Author:
Zhao, Pei, Tang, Xiangyu, Zhao, Peng, Zhang, Wei, Tang, Jialiang
Source:
Hydrological processes 2016 v.30 no.19 pp. 3478-3493
ISSN:
0885-6087
Subject:
Entisols, agricultural land, base flow, groundwater, groundwater flow, mixing, nutrients, pollution control, porosity, preferential flow, rain, ridging, soil profiles, soil water, soil water content, subsurface flow, vadose zone, water management, water table, China
Abstract:

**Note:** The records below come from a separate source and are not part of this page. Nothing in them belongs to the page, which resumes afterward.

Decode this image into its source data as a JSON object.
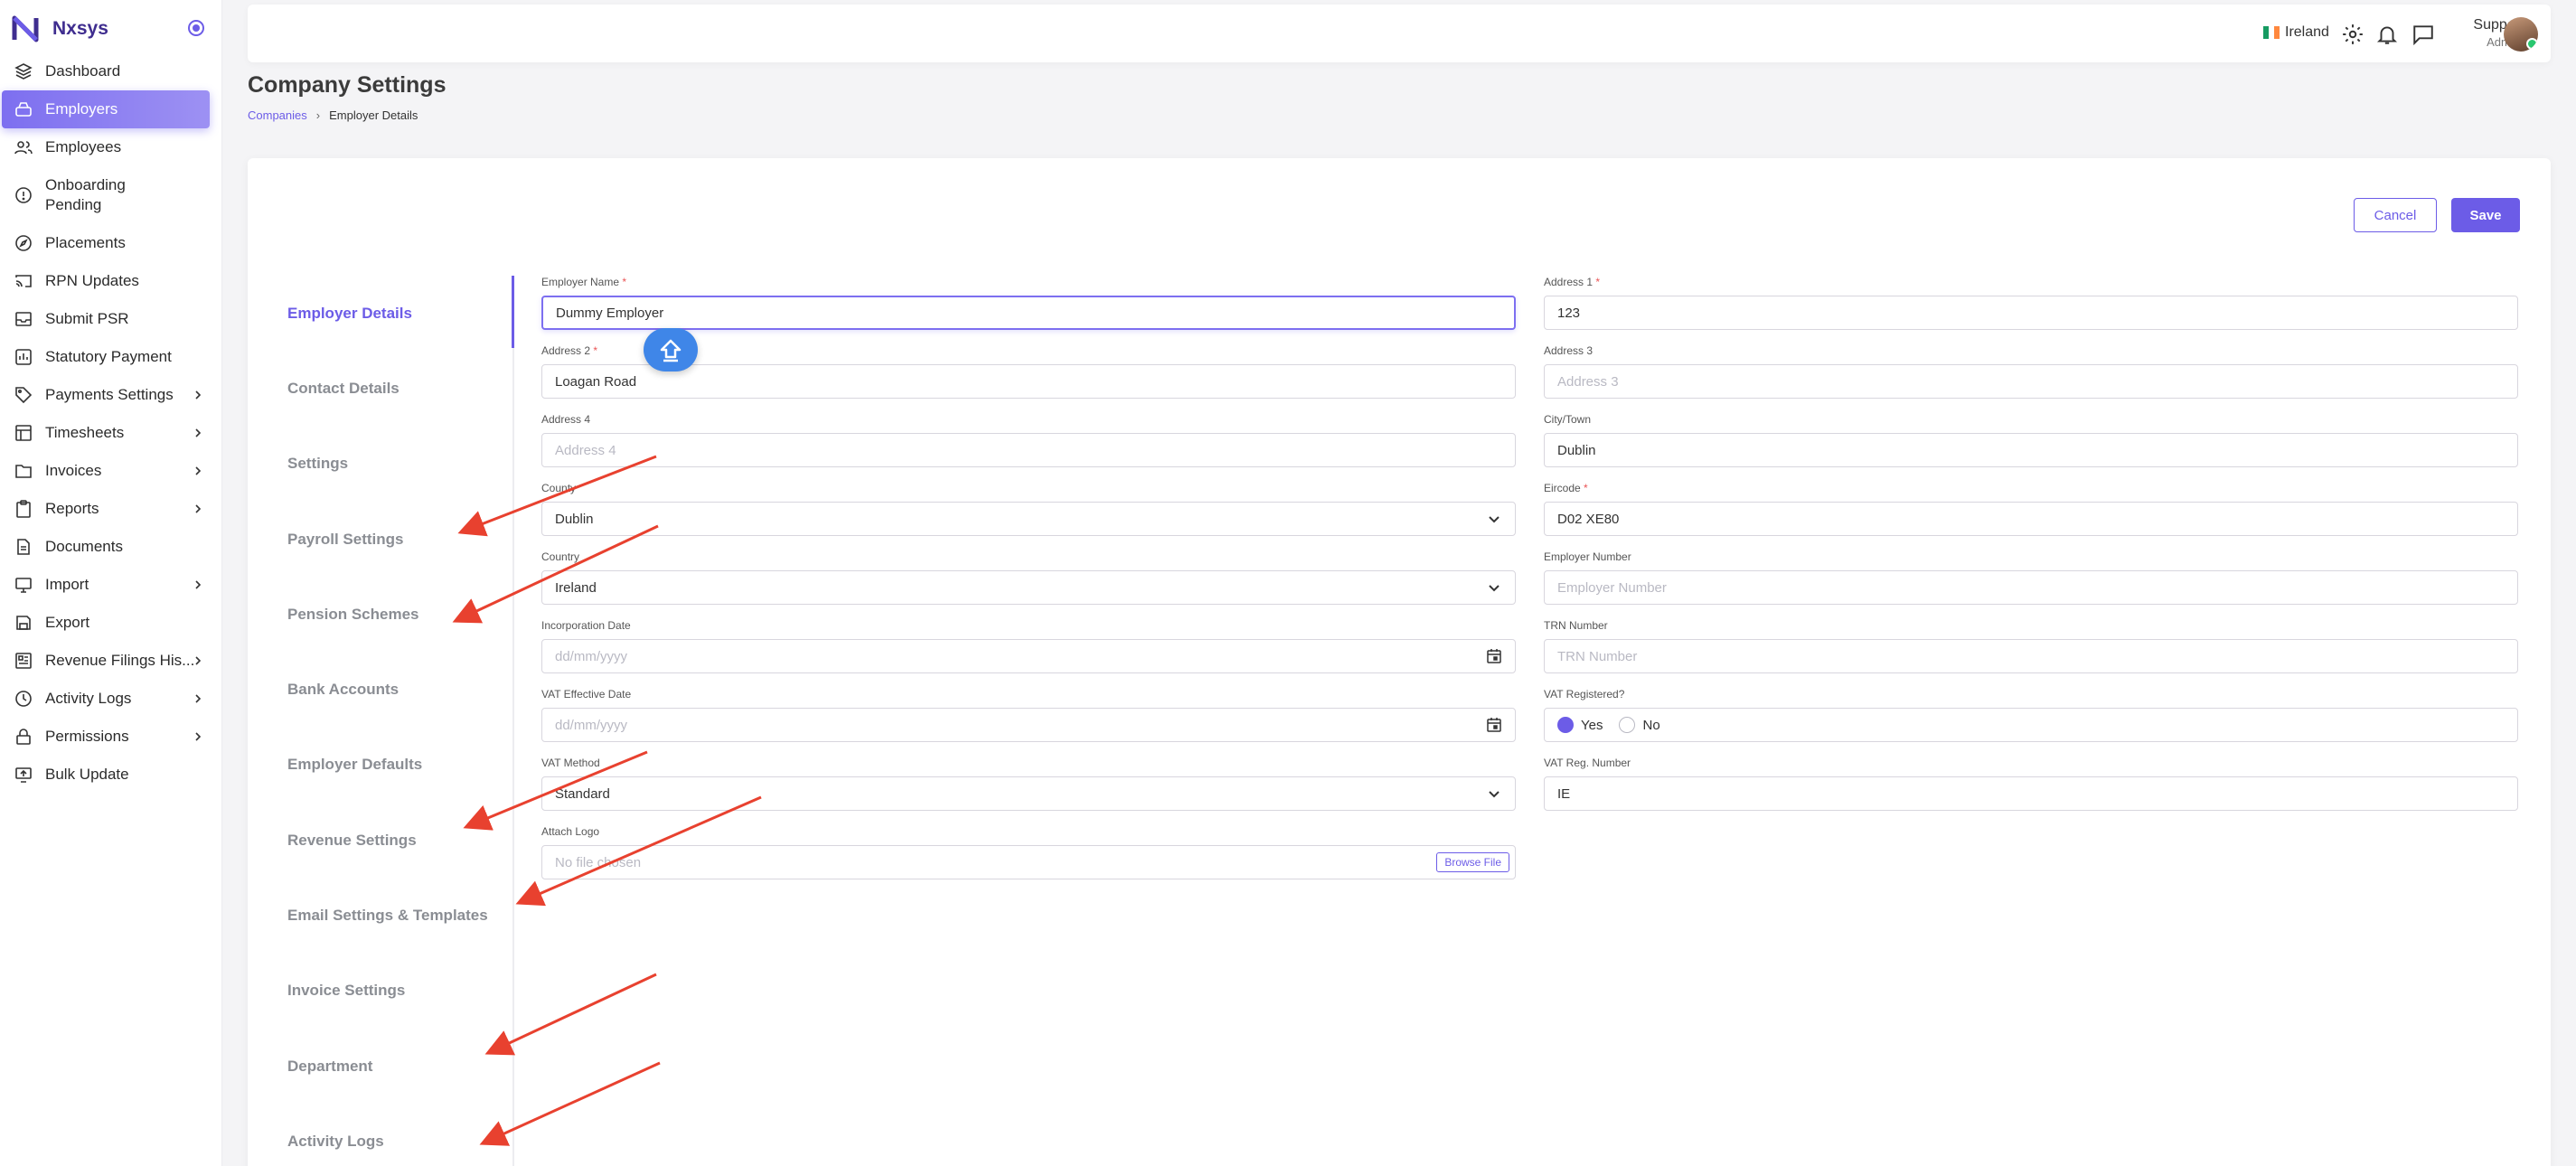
{
  "brand": {
    "name": "Nxsys"
  },
  "sidebar": {
    "items": [
      {
        "label": "Dashboard",
        "icon": "layers-icon",
        "chevron": false
      },
      {
        "label": "Employers",
        "icon": "building-icon",
        "chevron": false,
        "active": true
      },
      {
        "label": "Employees",
        "icon": "users-icon",
        "chevron": false
      },
      {
        "label": "Onboarding Pending",
        "icon": "alert-circle-icon",
        "chevron": false
      },
      {
        "label": "Placements",
        "icon": "compass-icon",
        "chevron": false
      },
      {
        "label": "RPN Updates",
        "icon": "cast-icon",
        "chevron": false
      },
      {
        "label": "Submit PSR",
        "icon": "inbox-icon",
        "chevron": false
      },
      {
        "label": "Statutory Payment",
        "icon": "statutory-icon",
        "chevron": false
      },
      {
        "label": "Payments Settings",
        "icon": "tag-icon",
        "chevron": true
      },
      {
        "label": "Timesheets",
        "icon": "grid-icon",
        "chevron": true
      },
      {
        "label": "Invoices",
        "icon": "folder-icon",
        "chevron": true
      },
      {
        "label": "Reports",
        "icon": "clipboard-icon",
        "chevron": true
      },
      {
        "label": "Documents",
        "icon": "file-icon",
        "chevron": false
      },
      {
        "label": "Import",
        "icon": "monitor-icon",
        "chevron": true
      },
      {
        "label": "Export",
        "icon": "save-icon",
        "chevron": false
      },
      {
        "label": "Revenue Filings His...",
        "icon": "calendar-grid-icon",
        "chevron": true
      },
      {
        "label": "Activity Logs",
        "icon": "clock-icon",
        "chevron": true
      },
      {
        "label": "Permissions",
        "icon": "lock-icon",
        "chevron": true
      },
      {
        "label": "Bulk Update",
        "icon": "screen-upload-icon",
        "chevron": false
      }
    ]
  },
  "topbar": {
    "country": "Ireland",
    "user_name": "Supper",
    "user_role": "Admin"
  },
  "page": {
    "title": "Company Settings",
    "breadcrumb_link": "Companies",
    "breadcrumb_current": "Employer Details"
  },
  "actions": {
    "cancel": "Cancel",
    "save": "Save"
  },
  "tabs": [
    "Employer Details",
    "Contact Details",
    "Settings",
    "Payroll Settings",
    "Pension Schemes",
    "Bank Accounts",
    "Employer Defaults",
    "Revenue Settings",
    "Email Settings & Templates",
    "Invoice Settings",
    "Department",
    "Activity Logs"
  ],
  "form": {
    "employer_name": {
      "label": "Employer Name",
      "value": "Dummy Employer"
    },
    "address1": {
      "label": "Address 1",
      "value": "123"
    },
    "address2": {
      "label": "Address 2",
      "value": "Loagan Road"
    },
    "address3": {
      "label": "Address 3",
      "placeholder": "Address 3"
    },
    "address4": {
      "label": "Address 4",
      "placeholder": "Address 4"
    },
    "city": {
      "label": "City/Town",
      "value": "Dublin"
    },
    "county": {
      "label": "County",
      "value": "Dublin"
    },
    "eircode": {
      "label": "Eircode",
      "value": "D02 XE80"
    },
    "country": {
      "label": "Country",
      "value": "Ireland"
    },
    "employer_number": {
      "label": "Employer Number",
      "placeholder": "Employer Number"
    },
    "incorporation_date": {
      "label": "Incorporation Date",
      "placeholder": "dd/mm/yyyy"
    },
    "trn_number": {
      "label": "TRN Number",
      "placeholder": "TRN Number"
    },
    "vat_effective_date": {
      "label": "VAT Effective Date",
      "placeholder": "dd/mm/yyyy"
    },
    "vat_registered": {
      "label": "VAT Registered?",
      "yes": "Yes",
      "no": "No"
    },
    "vat_method": {
      "label": "VAT Method",
      "value": "Standard"
    },
    "vat_reg_number": {
      "label": "VAT Reg. Number",
      "value": "IE"
    },
    "attach_logo": {
      "label": "Attach Logo",
      "placeholder": "No file chosen",
      "button": "Browse File"
    }
  },
  "colors": {
    "accent": "#6c5ce7",
    "annotation": "#e8412f"
  }
}
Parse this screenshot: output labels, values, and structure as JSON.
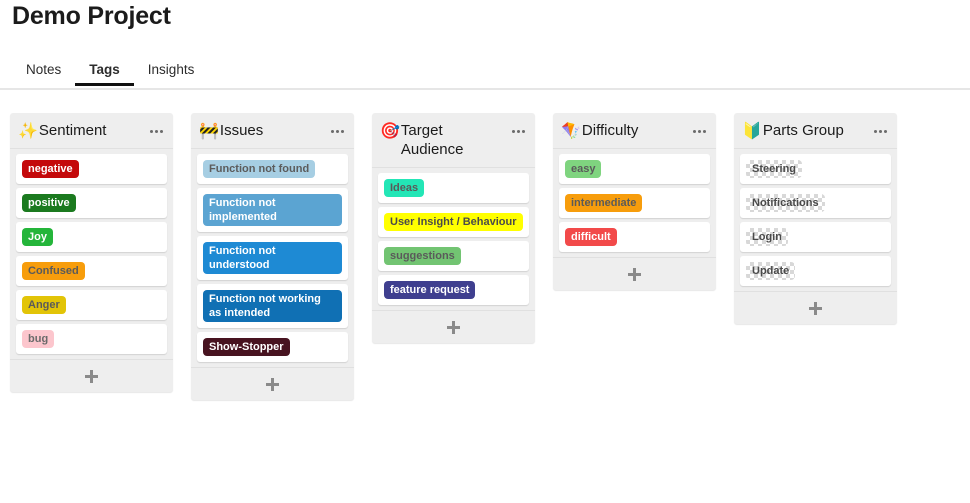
{
  "header": {
    "title": "Demo Project"
  },
  "tabs": [
    {
      "label": "Notes",
      "active": false
    },
    {
      "label": "Tags",
      "active": true
    },
    {
      "label": "Insights",
      "active": false
    }
  ],
  "add_button_label": "+",
  "menu_label": "•••",
  "columns": [
    {
      "title": "Sentiment",
      "icon": "sparkles-emoji",
      "icon_glyph": "✨",
      "tags": [
        {
          "label": "negative",
          "color": "#c4090b",
          "text_color": "#ffffff"
        },
        {
          "label": "positive",
          "color": "#1b7a1f",
          "text_color": "#ffffff"
        },
        {
          "label": "Joy",
          "color": "#24b53a",
          "text_color": "#ffffff"
        },
        {
          "label": "Confused",
          "color": "#f79d0c",
          "text_color": "#5a5a5a"
        },
        {
          "label": "Anger",
          "color": "#e2c407",
          "text_color": "#5a5a5a"
        },
        {
          "label": "bug",
          "color": "#fcc6cd",
          "text_color": "#6b6b6b"
        }
      ]
    },
    {
      "title": "Issues",
      "icon": "construction-barrier-emoji",
      "icon_glyph": "🚧",
      "tags": [
        {
          "label": "Function not found",
          "color": "#a6cee3",
          "text_color": "#5c5c5c"
        },
        {
          "label": "Function not implemented",
          "color": "#5ba4d2",
          "text_color": "#ffffff"
        },
        {
          "label": "Function not understood",
          "color": "#1e8ad4",
          "text_color": "#ffffff"
        },
        {
          "label": "Function not working as intended",
          "color": "#1070b4",
          "text_color": "#ffffff"
        },
        {
          "label": "Show-Stopper",
          "color": "#471320",
          "text_color": "#ffffff"
        }
      ]
    },
    {
      "title": "Target Audience",
      "icon": "dart-target-emoji",
      "icon_glyph": "🎯",
      "tags": [
        {
          "label": "Ideas",
          "color": "#23e6b6",
          "text_color": "#5a5a5a"
        },
        {
          "label": "User Insight / Behaviour",
          "color": "#ffff00",
          "text_color": "#4a4a4a"
        },
        {
          "label": "suggestions",
          "color": "#72c472",
          "text_color": "#5a5a5a"
        },
        {
          "label": "feature request",
          "color": "#3f3f8f",
          "text_color": "#ffffff"
        }
      ]
    },
    {
      "title": "Difficulty",
      "icon": "kite-emoji",
      "icon_glyph": "🪁",
      "tags": [
        {
          "label": "easy",
          "color": "#7fd47f",
          "text_color": "#5a5a5a"
        },
        {
          "label": "intermediate",
          "color": "#f79d0c",
          "text_color": "#5a5a5a"
        },
        {
          "label": "difficult",
          "color": "#f24a4a",
          "text_color": "#ffffff"
        }
      ]
    },
    {
      "title": "Parts Group",
      "icon": "beginner-symbol-emoji",
      "icon_glyph": "🔰",
      "tags": [
        {
          "label": "Steering",
          "color": "transparent",
          "text_color": "#4a4a4a"
        },
        {
          "label": "Notifications",
          "color": "transparent",
          "text_color": "#4a4a4a"
        },
        {
          "label": "Login",
          "color": "transparent",
          "text_color": "#4a4a4a"
        },
        {
          "label": "Update",
          "color": "transparent",
          "text_color": "#4a4a4a"
        }
      ]
    }
  ]
}
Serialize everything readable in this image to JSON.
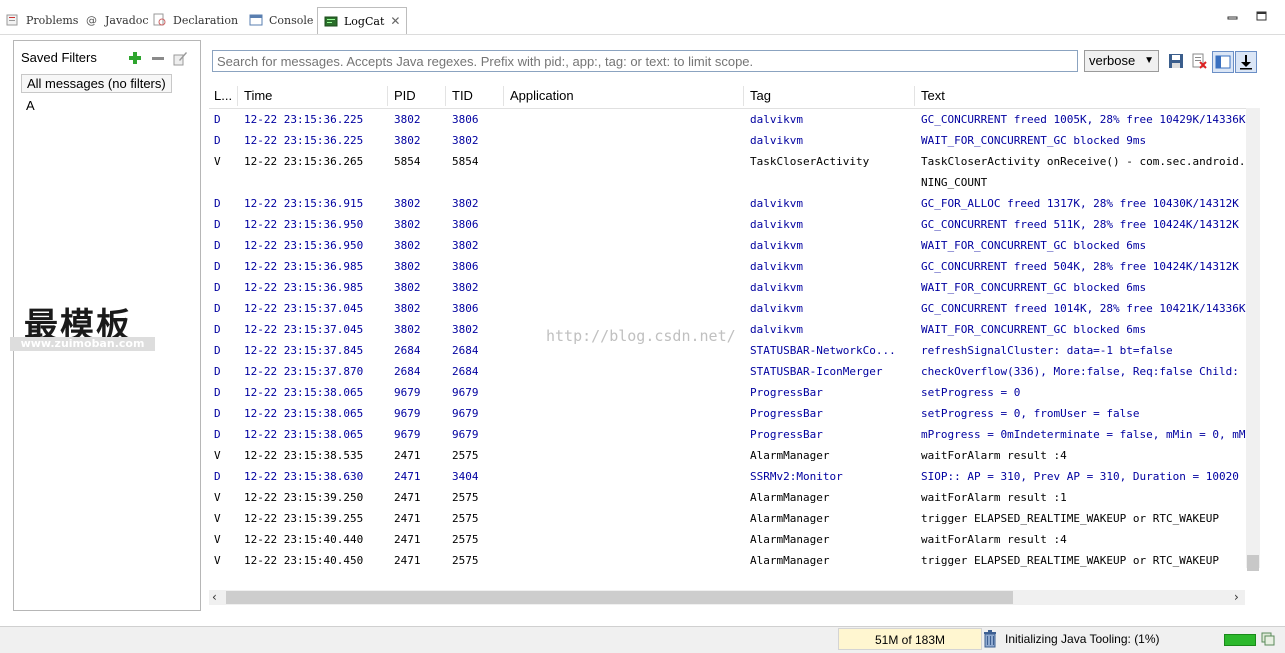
{
  "tabs": [
    {
      "label": "Problems",
      "icon": "problems-icon"
    },
    {
      "label": "Javadoc",
      "icon": "javadoc-icon"
    },
    {
      "label": "Declaration",
      "icon": "declaration-icon"
    },
    {
      "label": "Console",
      "icon": "console-icon"
    },
    {
      "label": "LogCat",
      "icon": "logcat-icon",
      "active": true
    }
  ],
  "sidebar": {
    "title": "Saved Filters",
    "items": [
      {
        "label": "All messages (no filters)"
      },
      {
        "label": "A"
      }
    ]
  },
  "watermark": {
    "text": "最模板",
    "url": "www.zuimoban.com"
  },
  "overlay_watermark": "http://blog.csdn.net/",
  "search": {
    "placeholder": "Search for messages. Accepts Java regexes. Prefix with pid:, app:, tag: or text: to limit scope."
  },
  "level": {
    "selected": "verbose"
  },
  "columns": [
    "L...",
    "Time",
    "PID",
    "TID",
    "Application",
    "Tag",
    "Text"
  ],
  "rows": [
    {
      "level": "D",
      "time": "12-22 23:15:36.225",
      "pid": "3802",
      "tid": "3806",
      "app": "",
      "tag": "dalvikvm",
      "text": "GC_CONCURRENT freed 1005K, 28% free 10429K/14336K"
    },
    {
      "level": "D",
      "time": "12-22 23:15:36.225",
      "pid": "3802",
      "tid": "3802",
      "app": "",
      "tag": "dalvikvm",
      "text": "WAIT_FOR_CONCURRENT_GC blocked 9ms"
    },
    {
      "level": "V",
      "time": "12-22 23:15:36.265",
      "pid": "5854",
      "tid": "5854",
      "app": "",
      "tag": "TaskCloserActivity",
      "text": "TaskCloserActivity onReceive() - com.sec.android.",
      "cont": "NING_COUNT"
    },
    {
      "level": "D",
      "time": "12-22 23:15:36.915",
      "pid": "3802",
      "tid": "3802",
      "app": "",
      "tag": "dalvikvm",
      "text": "GC_FOR_ALLOC freed 1317K, 28% free 10430K/14312K"
    },
    {
      "level": "D",
      "time": "12-22 23:15:36.950",
      "pid": "3802",
      "tid": "3806",
      "app": "",
      "tag": "dalvikvm",
      "text": "GC_CONCURRENT freed 511K, 28% free 10424K/14312K"
    },
    {
      "level": "D",
      "time": "12-22 23:15:36.950",
      "pid": "3802",
      "tid": "3802",
      "app": "",
      "tag": "dalvikvm",
      "text": "WAIT_FOR_CONCURRENT_GC blocked 6ms"
    },
    {
      "level": "D",
      "time": "12-22 23:15:36.985",
      "pid": "3802",
      "tid": "3806",
      "app": "",
      "tag": "dalvikvm",
      "text": "GC_CONCURRENT freed 504K, 28% free 10424K/14312K"
    },
    {
      "level": "D",
      "time": "12-22 23:15:36.985",
      "pid": "3802",
      "tid": "3802",
      "app": "",
      "tag": "dalvikvm",
      "text": "WAIT_FOR_CONCURRENT_GC blocked 6ms"
    },
    {
      "level": "D",
      "time": "12-22 23:15:37.045",
      "pid": "3802",
      "tid": "3806",
      "app": "",
      "tag": "dalvikvm",
      "text": "GC_CONCURRENT freed 1014K, 28% free 10421K/14336K"
    },
    {
      "level": "D",
      "time": "12-22 23:15:37.045",
      "pid": "3802",
      "tid": "3802",
      "app": "",
      "tag": "dalvikvm",
      "text": "WAIT_FOR_CONCURRENT_GC blocked 6ms"
    },
    {
      "level": "D",
      "time": "12-22 23:15:37.845",
      "pid": "2684",
      "tid": "2684",
      "app": "",
      "tag": "STATUSBAR-NetworkCo...",
      "text": "refreshSignalCluster: data=-1 bt=false"
    },
    {
      "level": "D",
      "time": "12-22 23:15:37.870",
      "pid": "2684",
      "tid": "2684",
      "app": "",
      "tag": "STATUSBAR-IconMerger",
      "text": "checkOverflow(336), More:false, Req:false Child:"
    },
    {
      "level": "D",
      "time": "12-22 23:15:38.065",
      "pid": "9679",
      "tid": "9679",
      "app": "",
      "tag": "ProgressBar",
      "text": "setProgress = 0"
    },
    {
      "level": "D",
      "time": "12-22 23:15:38.065",
      "pid": "9679",
      "tid": "9679",
      "app": "",
      "tag": "ProgressBar",
      "text": "setProgress = 0, fromUser = false"
    },
    {
      "level": "D",
      "time": "12-22 23:15:38.065",
      "pid": "9679",
      "tid": "9679",
      "app": "",
      "tag": "ProgressBar",
      "text": "mProgress = 0mIndeterminate = false, mMin = 0, mM"
    },
    {
      "level": "V",
      "time": "12-22 23:15:38.535",
      "pid": "2471",
      "tid": "2575",
      "app": "",
      "tag": "AlarmManager",
      "text": "waitForAlarm result :4"
    },
    {
      "level": "D",
      "time": "12-22 23:15:38.630",
      "pid": "2471",
      "tid": "3404",
      "app": "",
      "tag": "SSRMv2:Monitor",
      "text": "SIOP:: AP = 310, Prev AP = 310, Duration = 10020"
    },
    {
      "level": "V",
      "time": "12-22 23:15:39.250",
      "pid": "2471",
      "tid": "2575",
      "app": "",
      "tag": "AlarmManager",
      "text": "waitForAlarm result :1"
    },
    {
      "level": "V",
      "time": "12-22 23:15:39.255",
      "pid": "2471",
      "tid": "2575",
      "app": "",
      "tag": "AlarmManager",
      "text": "trigger ELAPSED_REALTIME_WAKEUP or RTC_WAKEUP"
    },
    {
      "level": "V",
      "time": "12-22 23:15:40.440",
      "pid": "2471",
      "tid": "2575",
      "app": "",
      "tag": "AlarmManager",
      "text": "waitForAlarm result :4"
    },
    {
      "level": "V",
      "time": "12-22 23:15:40.450",
      "pid": "2471",
      "tid": "2575",
      "app": "",
      "tag": "AlarmManager",
      "text": "trigger ELAPSED_REALTIME_WAKEUP or RTC_WAKEUP"
    }
  ],
  "status": {
    "memory": "51M of 183M",
    "memory_used_fraction": 0.28,
    "message": "Initializing Java Tooling: (1%)",
    "progress_percent": 1
  },
  "colors": {
    "debug": "#0000a0",
    "verbose": "#000000",
    "add_green": "#2ea52e",
    "accent": "#3a70c0"
  }
}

Water percolation and flow processes in subsurface geologic media play an important role in determining the water source for plants and the transport of contaminants or nutrients, which is essential for water resource management and the development of measures for pollution mitigation. During June 2013, the dynamics of the rainwater, soil water, subsurface flows and groundwater in a shallow Entisol on sloping farmland were monitored using a hydrometric and isotopic approach. The results showed that effective mixing of rainwater and soil water occurred in hours. The rebound phenomenon of δD profiles in soils showed that most isotope‐depleted rainwater largely bypassed the soil matrix when the water saturation in the soil was high. Preferential‐flow, which was the dominant water movement pattern in the vadose zone, occurred through the whole soil profile, and infrequent piston‐flow was mainly found at 20–40 cm in depth. The interflow in the soil layer, composed of 75.2% rainwater, was only generated when the soil profile had been saturated. Underflow in the fractured mudrock was the dominant flow type in this hillslope, and outflow was dominated by base flow (groundwater flow) with a mean contribution of 76.7%. The generation mechanism of underflow was groundwater ridging, which was superimposed upon preferential‐flow composed mainly of rainwater. The quick mixing process of rainwater and soil water and the rapid movement of the mixture through preferential channels in the study soil, which shows a typical bimodal pore size distribution, can explain the prompt release of pre‐event water in subsurface flow. Water sources of subsurface flows at peak discharge could be affected by the antecedent soil water content, rain characteristics and antecedent groundwater levels. Copyright © 2016 John Wiley & Sons, Ltd.
Agid:
5486098